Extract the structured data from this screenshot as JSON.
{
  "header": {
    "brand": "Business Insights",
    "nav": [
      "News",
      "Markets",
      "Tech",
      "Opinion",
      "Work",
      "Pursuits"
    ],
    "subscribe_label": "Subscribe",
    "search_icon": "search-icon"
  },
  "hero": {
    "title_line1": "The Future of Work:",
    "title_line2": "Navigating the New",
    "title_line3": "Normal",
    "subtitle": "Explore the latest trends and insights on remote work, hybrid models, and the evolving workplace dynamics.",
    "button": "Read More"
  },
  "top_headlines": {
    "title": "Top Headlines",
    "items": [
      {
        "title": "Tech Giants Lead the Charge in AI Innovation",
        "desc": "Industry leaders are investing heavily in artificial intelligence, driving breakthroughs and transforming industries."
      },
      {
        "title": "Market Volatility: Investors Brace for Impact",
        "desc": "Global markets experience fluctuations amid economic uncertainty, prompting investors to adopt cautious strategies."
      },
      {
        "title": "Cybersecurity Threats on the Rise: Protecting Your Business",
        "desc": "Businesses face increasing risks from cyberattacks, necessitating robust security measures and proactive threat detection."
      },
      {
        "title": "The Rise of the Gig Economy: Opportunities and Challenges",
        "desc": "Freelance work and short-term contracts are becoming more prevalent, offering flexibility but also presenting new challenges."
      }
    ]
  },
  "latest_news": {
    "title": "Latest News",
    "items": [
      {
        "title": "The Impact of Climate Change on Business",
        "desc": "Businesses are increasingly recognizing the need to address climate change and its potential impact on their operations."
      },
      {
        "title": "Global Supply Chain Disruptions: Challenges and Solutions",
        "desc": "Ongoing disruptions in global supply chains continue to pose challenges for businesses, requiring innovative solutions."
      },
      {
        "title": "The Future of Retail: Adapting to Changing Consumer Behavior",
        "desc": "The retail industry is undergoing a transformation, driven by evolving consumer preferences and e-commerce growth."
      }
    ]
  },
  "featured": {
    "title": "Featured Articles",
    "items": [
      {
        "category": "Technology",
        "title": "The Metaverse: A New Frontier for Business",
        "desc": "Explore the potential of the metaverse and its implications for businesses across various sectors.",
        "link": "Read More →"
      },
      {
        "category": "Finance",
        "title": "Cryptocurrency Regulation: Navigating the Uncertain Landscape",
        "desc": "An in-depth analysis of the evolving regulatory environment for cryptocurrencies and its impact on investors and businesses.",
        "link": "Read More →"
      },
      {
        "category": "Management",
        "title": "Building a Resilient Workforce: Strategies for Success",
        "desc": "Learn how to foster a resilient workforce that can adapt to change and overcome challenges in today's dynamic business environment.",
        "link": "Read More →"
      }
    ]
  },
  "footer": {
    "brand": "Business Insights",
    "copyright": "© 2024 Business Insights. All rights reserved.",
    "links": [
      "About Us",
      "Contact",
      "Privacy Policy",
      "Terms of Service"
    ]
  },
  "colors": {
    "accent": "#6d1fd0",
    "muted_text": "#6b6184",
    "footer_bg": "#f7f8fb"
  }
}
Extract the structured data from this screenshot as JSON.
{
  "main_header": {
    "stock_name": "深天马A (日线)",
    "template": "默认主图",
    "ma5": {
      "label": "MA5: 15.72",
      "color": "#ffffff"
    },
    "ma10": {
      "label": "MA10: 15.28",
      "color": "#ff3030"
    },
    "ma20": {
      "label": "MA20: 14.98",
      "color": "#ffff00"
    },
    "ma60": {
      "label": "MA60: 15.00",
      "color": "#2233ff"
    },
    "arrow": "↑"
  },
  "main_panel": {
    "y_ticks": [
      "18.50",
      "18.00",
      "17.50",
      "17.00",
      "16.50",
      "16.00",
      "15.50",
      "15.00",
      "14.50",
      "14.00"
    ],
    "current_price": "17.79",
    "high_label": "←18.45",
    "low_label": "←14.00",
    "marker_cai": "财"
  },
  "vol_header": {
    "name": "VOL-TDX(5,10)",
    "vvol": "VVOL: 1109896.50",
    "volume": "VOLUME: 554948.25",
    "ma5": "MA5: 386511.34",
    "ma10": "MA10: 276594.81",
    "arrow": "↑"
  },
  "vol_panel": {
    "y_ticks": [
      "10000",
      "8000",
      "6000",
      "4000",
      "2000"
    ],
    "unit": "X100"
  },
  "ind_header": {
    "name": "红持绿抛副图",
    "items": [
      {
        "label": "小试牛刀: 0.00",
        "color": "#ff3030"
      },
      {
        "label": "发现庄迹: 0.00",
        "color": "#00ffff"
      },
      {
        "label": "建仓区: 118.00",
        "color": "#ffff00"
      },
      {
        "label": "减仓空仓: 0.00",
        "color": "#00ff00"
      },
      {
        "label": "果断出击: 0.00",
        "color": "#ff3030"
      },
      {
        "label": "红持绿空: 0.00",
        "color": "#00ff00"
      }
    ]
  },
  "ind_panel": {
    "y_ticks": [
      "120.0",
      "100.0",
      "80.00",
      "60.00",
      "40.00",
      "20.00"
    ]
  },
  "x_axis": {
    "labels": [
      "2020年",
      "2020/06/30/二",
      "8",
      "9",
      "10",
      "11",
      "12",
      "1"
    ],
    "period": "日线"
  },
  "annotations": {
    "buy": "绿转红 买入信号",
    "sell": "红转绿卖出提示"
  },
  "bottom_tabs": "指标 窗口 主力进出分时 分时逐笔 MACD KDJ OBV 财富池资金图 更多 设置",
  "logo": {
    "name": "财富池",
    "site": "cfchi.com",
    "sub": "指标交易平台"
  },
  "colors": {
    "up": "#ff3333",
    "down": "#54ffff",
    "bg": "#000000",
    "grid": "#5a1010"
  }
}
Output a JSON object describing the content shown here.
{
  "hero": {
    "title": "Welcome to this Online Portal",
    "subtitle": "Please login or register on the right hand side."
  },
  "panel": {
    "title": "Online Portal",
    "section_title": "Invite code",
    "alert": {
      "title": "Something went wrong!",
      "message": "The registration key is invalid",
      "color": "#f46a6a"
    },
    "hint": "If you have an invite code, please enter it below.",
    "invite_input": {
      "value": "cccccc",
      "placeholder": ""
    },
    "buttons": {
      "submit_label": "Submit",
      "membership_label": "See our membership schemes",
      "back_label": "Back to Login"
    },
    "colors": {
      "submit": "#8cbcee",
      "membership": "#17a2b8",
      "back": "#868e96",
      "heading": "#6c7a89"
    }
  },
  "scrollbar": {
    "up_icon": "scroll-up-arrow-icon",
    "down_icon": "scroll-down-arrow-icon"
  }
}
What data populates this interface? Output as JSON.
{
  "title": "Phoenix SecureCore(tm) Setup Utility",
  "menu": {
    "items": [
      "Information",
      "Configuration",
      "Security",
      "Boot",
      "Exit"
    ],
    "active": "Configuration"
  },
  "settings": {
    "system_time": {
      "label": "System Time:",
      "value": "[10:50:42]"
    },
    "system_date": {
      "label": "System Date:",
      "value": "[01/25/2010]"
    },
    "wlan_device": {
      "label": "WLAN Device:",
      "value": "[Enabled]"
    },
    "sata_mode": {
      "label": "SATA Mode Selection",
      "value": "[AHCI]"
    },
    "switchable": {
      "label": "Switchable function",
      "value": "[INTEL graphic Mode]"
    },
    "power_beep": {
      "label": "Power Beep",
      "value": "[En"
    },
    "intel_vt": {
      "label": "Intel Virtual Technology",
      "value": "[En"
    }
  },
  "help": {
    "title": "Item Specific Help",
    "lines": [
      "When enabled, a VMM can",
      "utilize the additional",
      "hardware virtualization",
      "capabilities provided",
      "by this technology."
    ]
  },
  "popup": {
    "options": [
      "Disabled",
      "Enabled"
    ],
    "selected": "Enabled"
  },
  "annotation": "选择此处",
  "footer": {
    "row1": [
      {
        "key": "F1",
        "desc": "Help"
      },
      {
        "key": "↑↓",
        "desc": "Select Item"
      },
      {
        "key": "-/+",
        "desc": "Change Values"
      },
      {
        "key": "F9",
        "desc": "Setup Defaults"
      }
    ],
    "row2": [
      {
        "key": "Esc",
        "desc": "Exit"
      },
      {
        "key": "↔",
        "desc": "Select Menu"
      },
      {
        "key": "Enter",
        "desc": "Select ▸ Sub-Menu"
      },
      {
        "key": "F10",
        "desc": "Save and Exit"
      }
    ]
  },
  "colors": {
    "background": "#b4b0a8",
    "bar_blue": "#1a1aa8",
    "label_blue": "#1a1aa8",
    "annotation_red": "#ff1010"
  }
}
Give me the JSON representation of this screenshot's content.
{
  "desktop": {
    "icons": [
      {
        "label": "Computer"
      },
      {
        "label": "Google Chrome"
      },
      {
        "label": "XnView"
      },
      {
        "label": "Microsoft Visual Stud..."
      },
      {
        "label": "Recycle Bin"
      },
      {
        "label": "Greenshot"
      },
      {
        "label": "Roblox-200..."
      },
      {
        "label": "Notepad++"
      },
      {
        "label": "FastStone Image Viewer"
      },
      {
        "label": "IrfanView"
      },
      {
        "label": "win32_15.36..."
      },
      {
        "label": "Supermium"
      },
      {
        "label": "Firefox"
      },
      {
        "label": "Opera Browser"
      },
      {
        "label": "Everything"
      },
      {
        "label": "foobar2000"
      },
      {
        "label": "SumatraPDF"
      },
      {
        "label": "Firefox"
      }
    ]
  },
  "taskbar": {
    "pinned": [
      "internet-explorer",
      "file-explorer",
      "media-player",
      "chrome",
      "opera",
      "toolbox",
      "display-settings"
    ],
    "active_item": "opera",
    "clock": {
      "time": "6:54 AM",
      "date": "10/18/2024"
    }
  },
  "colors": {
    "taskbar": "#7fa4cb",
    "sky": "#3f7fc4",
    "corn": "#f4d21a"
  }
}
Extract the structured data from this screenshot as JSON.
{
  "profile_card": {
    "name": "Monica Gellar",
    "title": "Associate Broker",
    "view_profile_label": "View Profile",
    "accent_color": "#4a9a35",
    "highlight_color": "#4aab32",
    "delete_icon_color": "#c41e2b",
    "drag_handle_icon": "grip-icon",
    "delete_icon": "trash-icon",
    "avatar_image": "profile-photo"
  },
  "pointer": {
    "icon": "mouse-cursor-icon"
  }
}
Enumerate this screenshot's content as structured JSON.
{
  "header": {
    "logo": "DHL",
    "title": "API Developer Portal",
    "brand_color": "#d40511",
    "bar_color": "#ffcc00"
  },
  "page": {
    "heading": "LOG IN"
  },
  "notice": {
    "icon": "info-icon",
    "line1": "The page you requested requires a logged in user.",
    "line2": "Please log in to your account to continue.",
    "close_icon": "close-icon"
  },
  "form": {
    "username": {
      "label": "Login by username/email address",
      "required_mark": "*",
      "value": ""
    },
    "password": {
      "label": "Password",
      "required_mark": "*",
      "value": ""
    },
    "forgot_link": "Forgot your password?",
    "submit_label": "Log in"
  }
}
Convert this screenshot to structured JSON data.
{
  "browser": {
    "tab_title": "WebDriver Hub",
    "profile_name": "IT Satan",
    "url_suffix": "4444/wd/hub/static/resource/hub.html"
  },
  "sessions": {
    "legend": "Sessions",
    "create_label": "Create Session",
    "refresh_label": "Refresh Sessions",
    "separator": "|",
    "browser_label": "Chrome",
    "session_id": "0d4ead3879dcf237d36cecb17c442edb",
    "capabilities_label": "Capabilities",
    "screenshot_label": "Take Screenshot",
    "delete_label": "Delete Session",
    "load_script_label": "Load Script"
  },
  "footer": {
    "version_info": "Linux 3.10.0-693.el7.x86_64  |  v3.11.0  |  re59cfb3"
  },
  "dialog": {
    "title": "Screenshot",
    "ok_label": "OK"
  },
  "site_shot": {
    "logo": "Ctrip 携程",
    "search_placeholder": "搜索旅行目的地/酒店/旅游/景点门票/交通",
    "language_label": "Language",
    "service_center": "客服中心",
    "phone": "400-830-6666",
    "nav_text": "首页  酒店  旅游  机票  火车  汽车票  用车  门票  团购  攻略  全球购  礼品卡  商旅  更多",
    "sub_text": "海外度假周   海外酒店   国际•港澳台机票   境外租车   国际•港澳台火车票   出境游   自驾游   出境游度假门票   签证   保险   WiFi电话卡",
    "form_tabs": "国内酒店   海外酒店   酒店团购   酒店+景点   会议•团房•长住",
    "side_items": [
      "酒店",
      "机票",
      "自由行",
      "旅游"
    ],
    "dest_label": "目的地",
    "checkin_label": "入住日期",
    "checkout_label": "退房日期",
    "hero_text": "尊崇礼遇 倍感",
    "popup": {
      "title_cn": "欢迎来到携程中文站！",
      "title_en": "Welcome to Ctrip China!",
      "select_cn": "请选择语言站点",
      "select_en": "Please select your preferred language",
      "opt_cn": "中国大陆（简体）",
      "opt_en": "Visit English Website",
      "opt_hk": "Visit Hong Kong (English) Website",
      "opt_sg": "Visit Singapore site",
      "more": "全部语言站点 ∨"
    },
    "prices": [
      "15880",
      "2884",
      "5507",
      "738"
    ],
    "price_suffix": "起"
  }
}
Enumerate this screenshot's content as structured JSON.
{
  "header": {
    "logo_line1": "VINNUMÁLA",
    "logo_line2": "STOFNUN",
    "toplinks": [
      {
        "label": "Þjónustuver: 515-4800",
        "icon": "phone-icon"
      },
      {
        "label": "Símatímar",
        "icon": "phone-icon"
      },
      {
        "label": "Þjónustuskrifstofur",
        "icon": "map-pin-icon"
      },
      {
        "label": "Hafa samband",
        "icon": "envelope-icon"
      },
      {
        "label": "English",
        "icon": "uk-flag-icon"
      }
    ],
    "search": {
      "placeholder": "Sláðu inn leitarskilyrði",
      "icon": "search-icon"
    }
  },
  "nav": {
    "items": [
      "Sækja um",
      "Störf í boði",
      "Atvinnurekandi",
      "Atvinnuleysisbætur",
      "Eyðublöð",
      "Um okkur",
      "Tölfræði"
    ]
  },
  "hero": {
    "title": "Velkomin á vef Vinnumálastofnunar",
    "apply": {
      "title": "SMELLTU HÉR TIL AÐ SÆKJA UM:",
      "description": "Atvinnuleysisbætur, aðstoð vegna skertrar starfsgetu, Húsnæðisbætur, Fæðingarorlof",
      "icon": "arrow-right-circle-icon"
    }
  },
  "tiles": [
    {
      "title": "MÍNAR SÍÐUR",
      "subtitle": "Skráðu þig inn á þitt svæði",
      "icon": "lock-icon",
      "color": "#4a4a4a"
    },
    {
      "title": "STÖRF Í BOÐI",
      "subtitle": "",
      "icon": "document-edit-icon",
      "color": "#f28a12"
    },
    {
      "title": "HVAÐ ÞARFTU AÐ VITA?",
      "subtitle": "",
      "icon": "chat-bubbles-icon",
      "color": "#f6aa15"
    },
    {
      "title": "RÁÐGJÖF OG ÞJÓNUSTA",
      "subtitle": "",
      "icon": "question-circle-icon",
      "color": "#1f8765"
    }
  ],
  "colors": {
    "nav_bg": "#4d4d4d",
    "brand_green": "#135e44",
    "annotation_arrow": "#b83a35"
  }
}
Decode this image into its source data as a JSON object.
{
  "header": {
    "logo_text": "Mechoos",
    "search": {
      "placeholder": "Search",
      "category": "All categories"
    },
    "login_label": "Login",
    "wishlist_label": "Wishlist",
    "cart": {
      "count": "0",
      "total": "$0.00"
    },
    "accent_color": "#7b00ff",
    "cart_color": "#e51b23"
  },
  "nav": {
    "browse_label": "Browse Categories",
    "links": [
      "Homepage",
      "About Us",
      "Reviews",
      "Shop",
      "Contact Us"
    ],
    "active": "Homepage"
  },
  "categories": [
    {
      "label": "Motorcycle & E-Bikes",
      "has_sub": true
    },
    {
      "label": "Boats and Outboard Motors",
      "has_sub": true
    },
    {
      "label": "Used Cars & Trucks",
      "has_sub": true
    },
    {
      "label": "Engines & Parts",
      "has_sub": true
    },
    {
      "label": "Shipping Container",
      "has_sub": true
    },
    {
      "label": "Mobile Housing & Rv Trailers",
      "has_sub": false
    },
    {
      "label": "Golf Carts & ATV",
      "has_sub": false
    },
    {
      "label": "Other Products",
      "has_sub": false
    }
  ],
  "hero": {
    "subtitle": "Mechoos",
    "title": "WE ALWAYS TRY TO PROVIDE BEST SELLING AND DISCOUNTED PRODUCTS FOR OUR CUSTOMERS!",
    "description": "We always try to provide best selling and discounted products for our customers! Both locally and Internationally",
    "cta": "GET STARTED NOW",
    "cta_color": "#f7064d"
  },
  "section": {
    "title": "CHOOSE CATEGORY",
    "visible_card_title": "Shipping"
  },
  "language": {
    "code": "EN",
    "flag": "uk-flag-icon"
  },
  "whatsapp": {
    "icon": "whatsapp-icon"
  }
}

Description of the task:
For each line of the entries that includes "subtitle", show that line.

Expected answer:
    "subtitle": "Explore the latest trends and insights on remote work, hybrid models, and the evolving workplace dynamics.",
    "subtitle": "Please login or register on the right hand side."
      "subtitle": "Skráðu þig inn á þitt svæði",
      "subtitle": "",
      "subtitle": "",
      "subtitle": "",
    "subtitle": "Mechoos",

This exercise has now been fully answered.